The main purpose of this study was to examine the efficacy of a strategy that combined self talk and performance feedback. Therefore, three groups of adult tennis players performed a forehand groundstroke task. The first group (n = 16) applied an instructional self talk and self feedback combination, the second (n = 16) used regular instructional self talk, and the third (n = 16) performed without any specific aid. The hypothesis was that the performance and concentration scores of both self talk groups would improve from the pretest to the posttest, while the scores from the control group would remain unchanged. The analysis of variance with repeated measures confirmed this hypothesis. Further, the players who used self feedback perceived the effectiveness of their intervention to be significantly higher compared with the other intervention group. Overall, the combination of self talk and feedback seems to be an alternative to the original instructional self talk intervention.
Fabrice Dosseville, Sylvain Laborde, and Markus Raab
We studied the influence of contextual factors and the referees’ own motor experience on the quality of their perceptual judgments. The theoretical framework combined the social cognition approach with the embodied cognition, and enabled us to determine whether judgments were biased or not by using a combination of contextual and internal factors. Sixty fully-qualified and aspiring judo referees were tested in a video-based decision-making task in which they had to decide when to stop the ground contact phase. The decision task differed depending on whether one contestant dominated the other or whether they were equal in the prior phase. Results indicated that the referees’ motor experience influenced perceptual judgments and interacted with contextual factors, enhancing the need for a combination of social and embodied cognition to explain biases in referees’ judgments. Practical considerations were discussed in this paper, such as, whether referees need recent motor experience and how this could influence rules of governing bodies for officiating.

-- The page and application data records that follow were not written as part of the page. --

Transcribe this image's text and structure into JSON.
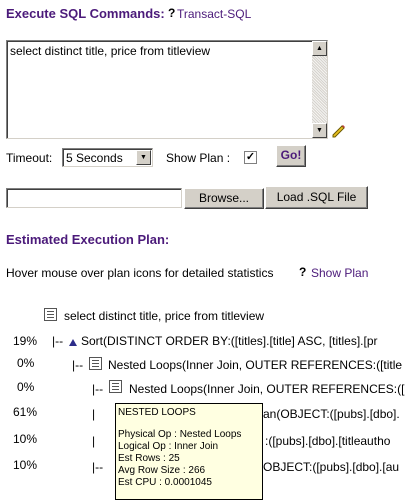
{
  "header": {
    "title": "Execute SQL Commands:",
    "help_link": "Transact-SQL"
  },
  "sql": {
    "text": "select distinct title, price from titleview"
  },
  "options": {
    "timeout_label": "Timeout:",
    "timeout_value": "5 Seconds",
    "show_plan_label": "Show Plan :",
    "show_plan_checked": "✓",
    "go_label": "Go!"
  },
  "file": {
    "browse_label": "Browse...",
    "load_label": "Load .SQL File"
  },
  "plan": {
    "title": "Estimated Execution Plan:",
    "hint": "Hover mouse over plan icons for detailed statistics",
    "show_plan_link": "Show Plan",
    "root_text": "select distinct title, price from titleview",
    "rows": [
      {
        "pct": "19%",
        "prefix": "|--",
        "text": "Sort(DISTINCT ORDER BY:([titles].[title] ASC, [titles].[pr"
      },
      {
        "pct": "0%",
        "prefix": "|--",
        "text": "Nested Loops(Inner Join, OUTER REFERENCES:([title"
      },
      {
        "pct": "0%",
        "prefix": "|--",
        "text": "Nested Loops(Inner Join, OUTER REFERENCES:(["
      },
      {
        "pct": "61%",
        "prefix": "|",
        "text": "an(OBJECT:([pubs].[dbo]."
      },
      {
        "pct": "10%",
        "prefix": "|",
        "text": ":([pubs].[dbo].[titleautho"
      },
      {
        "pct": "10%",
        "prefix": "|--",
        "text": "OBJECT:([pubs].[dbo].[au"
      }
    ]
  },
  "tooltip": {
    "title": "NESTED LOOPS",
    "lines": [
      "Physical Op : Nested Loops",
      "Logical Op : Inner Join",
      "Est Rows : 25",
      "Avg Row Size : 266",
      "Est CPU : 0.0001045"
    ]
  }
}
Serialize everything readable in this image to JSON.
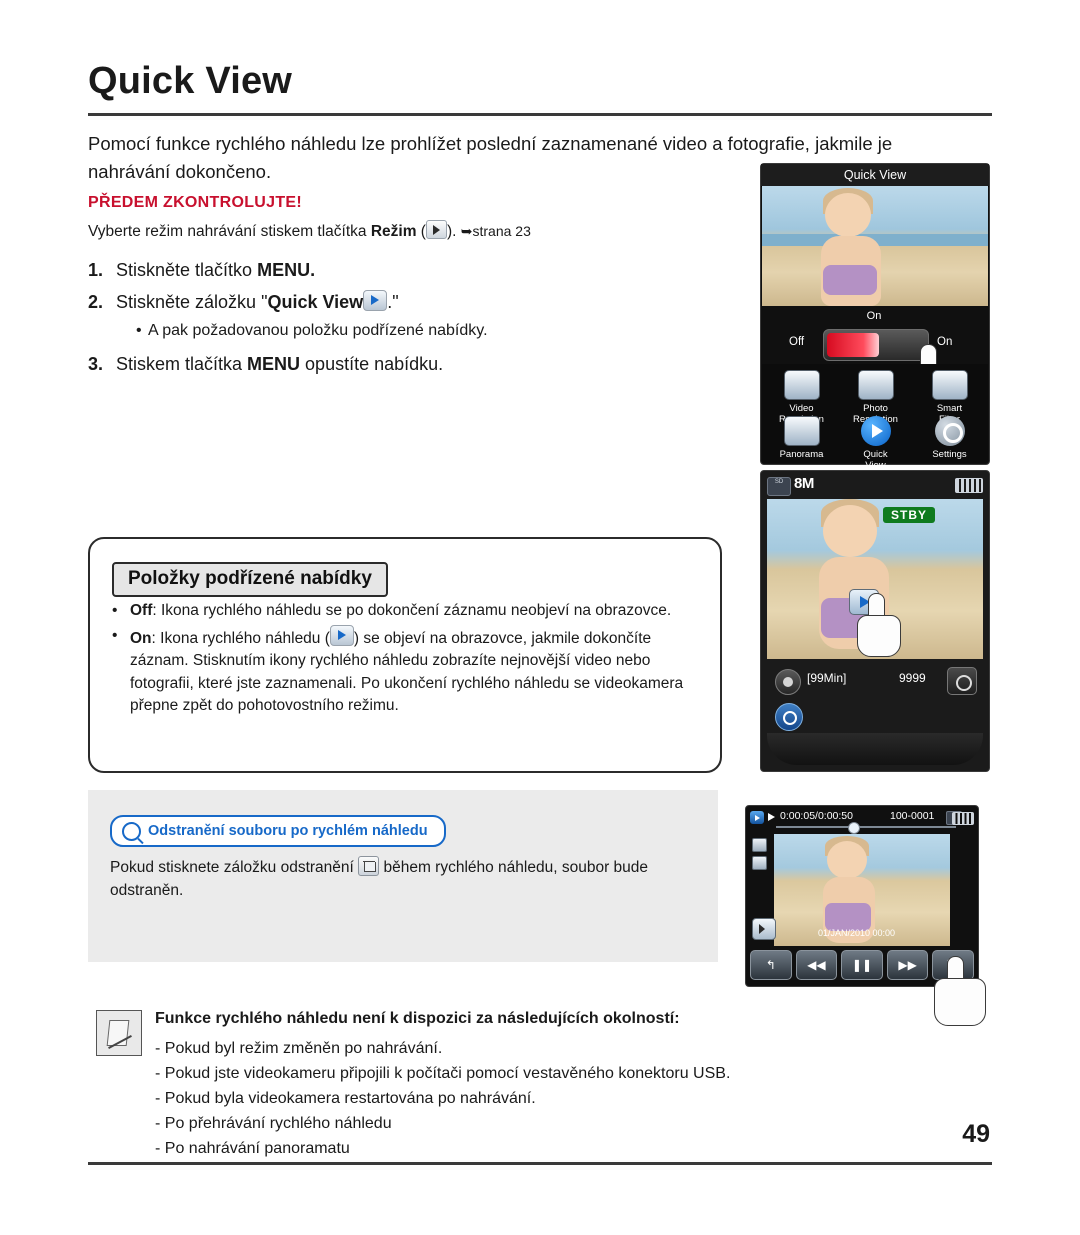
{
  "page": {
    "title": "Quick View",
    "number": "49"
  },
  "intro": "Pomocí funkce rychlého náhledu lze prohlížet poslední zaznamenané video a fotografie, jakmile je nahrávání dokončeno.",
  "precheck": {
    "label": "PŘEDEM ZKONTROLUJTE!",
    "text_before": "Vyberte režim nahrávání stiskem tlačítka ",
    "text_bold": "Režim",
    "text_paren_open": " (",
    "text_paren_close": "). ",
    "reference": "strana 23"
  },
  "steps": [
    {
      "num": "1.",
      "text_before": "Stiskněte tlačítko ",
      "bold": "MENU.",
      "text_after": ""
    },
    {
      "num": "2.",
      "text_before": "Stiskněte záložku \"",
      "bold": "Quick View",
      "text_after": ".\""
    },
    {
      "num": "3.",
      "text_before": "Stiskem tlačítka ",
      "bold": "MENU",
      "text_after": " opustíte nabídku."
    }
  ],
  "substep": "A pak požadovanou položku podřízené nabídky.",
  "submenu": {
    "title": "Položky podřízené nabídky",
    "items": [
      {
        "name": "Off",
        "text": ": Ikona rychlého náhledu se po dokončení záznamu neobjeví na obrazovce."
      },
      {
        "name": "On",
        "text_a": ": Ikona rychlého náhledu (",
        "text_b": ") se objeví na obrazovce, jakmile dokončíte záznam. Stisknutím ikony rychlého náhledu zobrazíte nejnovější video nebo fotografii, které jste zaznamenali. Po ukončení rychlého náhledu se videokamera přepne zpět do pohotovostního režimu."
      }
    ]
  },
  "tip": {
    "pill_label": "Odstranění souboru po rychlém náhledu",
    "text_before": "Pokud stisknete záložku odstranění ",
    "text_after": " během rychlého náhledu, soubor bude odstraněn."
  },
  "note": {
    "heading": "Funkce rychlého náhledu není k dispozici za následujících okolností:",
    "lines": [
      "- Pokud byl režim změněn po nahrávání.",
      "- Pokud jste videokameru připojili k počítači pomocí vestavěného konektoru USB.",
      "- Pokud byla videokamera restartována po nahrávání.",
      "- Po přehrávání rychlého náhledu",
      "- Po nahrávání panoramatu"
    ]
  },
  "screen_menu": {
    "title": "Quick View",
    "toggle_on_top": "On",
    "toggle_off": "Off",
    "toggle_on": "On",
    "grid": [
      {
        "label_line1": "Video",
        "label_line2": "Resolution",
        "icon": "video-resolution-icon"
      },
      {
        "label_line1": "Photo",
        "label_line2": "Resolution",
        "icon": "photo-resolution-icon"
      },
      {
        "label_line1": "Smart",
        "label_line2": "Filter",
        "icon": "smart-filter-icon"
      },
      {
        "label_line1": "Panorama",
        "label_line2": "",
        "icon": "panorama-icon"
      },
      {
        "label_line1": "Quick",
        "label_line2": "View",
        "icon": "quick-view-icon"
      },
      {
        "label_line1": "Settings",
        "label_line2": "",
        "icon": "settings-gear-icon"
      }
    ]
  },
  "screen_standby": {
    "badge": "SD",
    "resolution": "8M",
    "status": "STBY",
    "remaining_time": "[99Min]",
    "remaining_shots": "9999"
  },
  "screen_playback": {
    "time": "0:00:05/0:00:50",
    "file": "100-0001",
    "date": "01/JAN/2010 00:00",
    "controls": [
      "back-icon",
      "rewind-icon",
      "pause-icon",
      "forward-icon",
      "delete-icon"
    ]
  }
}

Phyllis M. Windsor, Jamie Barker, and Paul McCarthy
This study evaluated the effects of a personal-disclosure mutual-sharing (PDMS) intervention on team cohesion and communication among 21 male professional soccer players from a top division club within the United Kingdom (UK) before an important match in the latter stages of a domestic cup competition. Data from the Group Environment Questionnaire (GEQ) and the British Scale for Effective Communication in Team Sports (BRSECTS) showed no statistically significant changes in cohesion or positive and negative communication from pre to postintervention (i.e., pretest to posttest); yet the team performed above their expectations in the important match only to lose in a penalty shoot-out. Social validation data further revealed that most players felt the intervention was worthwhile and benefitted the team by enhancing closeness, understanding of teammates, and communication. We discuss strategies and guidance for sport psychologists considering a PDMS intervention in the context of professional sport teams. Future research directions considering the effects of PDMS with other professional and youth UK sports, collective efficacy, and social identity is outlined.